Can you hear them now?


Scroll back up to the fireplace photo, see that door to the right? That’s room…whatever: 5? There is no light in there but the sub pump and creepy locked door.

S: What if we find a dead body in there?

D: We close the door.

There is also a really bad ass Belfast sink that is going back in the kitchen as soon as I find a place for it.

Ok, now back up to the industrial wine rack, that’s near the door we came in through, see?


That green painted tag on the door frame is from my father in-law’s brother Raymon…when he was a punk kid and tagged walls with his name. He is in his 70’s now, for perspective. The room we are about to go into is right off the left of the entrance to this room. Are you lost yet?
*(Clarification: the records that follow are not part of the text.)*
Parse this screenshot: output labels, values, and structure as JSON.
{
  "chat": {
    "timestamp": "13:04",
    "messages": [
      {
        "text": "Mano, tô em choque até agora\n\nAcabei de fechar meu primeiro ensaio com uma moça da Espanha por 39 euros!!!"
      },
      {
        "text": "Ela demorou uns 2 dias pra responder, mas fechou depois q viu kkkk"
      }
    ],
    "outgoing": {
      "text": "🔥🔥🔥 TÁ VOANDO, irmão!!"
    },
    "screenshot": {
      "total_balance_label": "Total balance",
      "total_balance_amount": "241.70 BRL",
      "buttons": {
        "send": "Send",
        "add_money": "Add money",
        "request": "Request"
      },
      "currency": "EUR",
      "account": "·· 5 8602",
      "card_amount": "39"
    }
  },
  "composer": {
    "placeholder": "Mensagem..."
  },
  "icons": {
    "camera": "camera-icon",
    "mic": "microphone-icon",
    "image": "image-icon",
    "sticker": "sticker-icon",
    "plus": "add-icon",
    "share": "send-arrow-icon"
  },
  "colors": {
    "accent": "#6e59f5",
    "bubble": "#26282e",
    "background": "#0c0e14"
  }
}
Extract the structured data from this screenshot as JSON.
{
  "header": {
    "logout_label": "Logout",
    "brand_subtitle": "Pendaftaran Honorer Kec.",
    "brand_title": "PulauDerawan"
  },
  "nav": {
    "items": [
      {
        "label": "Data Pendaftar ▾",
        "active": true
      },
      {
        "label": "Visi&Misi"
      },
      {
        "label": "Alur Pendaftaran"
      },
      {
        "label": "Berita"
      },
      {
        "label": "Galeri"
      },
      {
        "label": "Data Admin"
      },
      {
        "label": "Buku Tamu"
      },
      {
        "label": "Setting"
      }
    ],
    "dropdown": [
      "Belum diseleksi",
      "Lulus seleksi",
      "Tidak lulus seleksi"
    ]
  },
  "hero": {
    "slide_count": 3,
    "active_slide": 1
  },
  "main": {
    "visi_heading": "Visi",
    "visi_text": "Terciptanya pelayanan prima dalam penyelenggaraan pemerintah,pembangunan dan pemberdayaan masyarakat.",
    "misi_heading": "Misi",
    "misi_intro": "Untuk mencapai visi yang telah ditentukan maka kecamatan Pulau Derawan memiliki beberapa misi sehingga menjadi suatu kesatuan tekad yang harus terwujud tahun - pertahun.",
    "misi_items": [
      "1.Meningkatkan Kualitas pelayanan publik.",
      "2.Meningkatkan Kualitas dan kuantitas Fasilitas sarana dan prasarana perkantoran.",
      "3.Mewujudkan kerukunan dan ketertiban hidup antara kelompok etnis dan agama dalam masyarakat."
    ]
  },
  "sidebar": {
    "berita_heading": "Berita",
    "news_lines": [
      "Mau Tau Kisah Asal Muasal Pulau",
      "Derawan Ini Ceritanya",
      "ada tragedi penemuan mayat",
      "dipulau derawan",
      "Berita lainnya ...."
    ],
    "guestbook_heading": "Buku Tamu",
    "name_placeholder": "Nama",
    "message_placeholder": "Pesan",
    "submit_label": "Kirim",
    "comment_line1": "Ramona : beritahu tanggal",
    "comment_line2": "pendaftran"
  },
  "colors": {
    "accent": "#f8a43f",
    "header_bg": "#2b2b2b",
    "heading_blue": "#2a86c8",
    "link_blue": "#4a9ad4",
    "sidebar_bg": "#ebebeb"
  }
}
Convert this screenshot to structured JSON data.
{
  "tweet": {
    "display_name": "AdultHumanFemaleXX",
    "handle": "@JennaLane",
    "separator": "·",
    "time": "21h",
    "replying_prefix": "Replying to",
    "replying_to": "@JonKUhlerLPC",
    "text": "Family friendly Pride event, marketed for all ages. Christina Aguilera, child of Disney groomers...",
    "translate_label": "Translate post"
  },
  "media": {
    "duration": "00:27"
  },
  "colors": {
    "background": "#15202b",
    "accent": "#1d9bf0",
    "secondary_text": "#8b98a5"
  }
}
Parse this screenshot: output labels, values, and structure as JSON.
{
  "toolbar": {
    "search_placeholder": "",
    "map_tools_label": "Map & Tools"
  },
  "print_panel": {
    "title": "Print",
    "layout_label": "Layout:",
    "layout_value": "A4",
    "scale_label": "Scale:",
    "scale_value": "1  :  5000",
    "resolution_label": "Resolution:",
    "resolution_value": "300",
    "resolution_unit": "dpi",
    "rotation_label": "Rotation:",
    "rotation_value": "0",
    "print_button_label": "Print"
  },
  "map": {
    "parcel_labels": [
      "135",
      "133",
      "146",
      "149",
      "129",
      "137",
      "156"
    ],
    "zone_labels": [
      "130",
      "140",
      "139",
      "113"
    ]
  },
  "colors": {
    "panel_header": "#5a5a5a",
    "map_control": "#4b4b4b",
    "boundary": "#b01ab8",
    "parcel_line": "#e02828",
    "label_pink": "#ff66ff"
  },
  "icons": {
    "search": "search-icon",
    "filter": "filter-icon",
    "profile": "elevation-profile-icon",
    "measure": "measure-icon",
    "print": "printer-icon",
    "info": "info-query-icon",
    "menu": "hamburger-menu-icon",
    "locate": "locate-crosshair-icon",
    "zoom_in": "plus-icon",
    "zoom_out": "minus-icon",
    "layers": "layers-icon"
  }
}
Good, let me turn the lights out on you and see if you can make it out alive.


Coal shoot to the front…along with a fancy container on the wall with a “smell gas?” sticker and the mold forest on the wall. The arch to the right is begging to become something involving alcohol and awesomeness. I think at one point it was something involving meat. It seems Kezzabeth has the same cellar as ours and hers still has the original cabinets…including a meat locker set into the archway. You can also see the inserts for what use to be a table or shelf below that. To do list: see if the table in the main room fits in this nook.


And this thing:


Which I think you are suppose to put a log in and then trust to hold still while you cut it? I don’t know for sure though. There is a coal shuttle in the background.

There you have it, the whole terrifying shebang.

The cleaning has commenced. You can read about it here.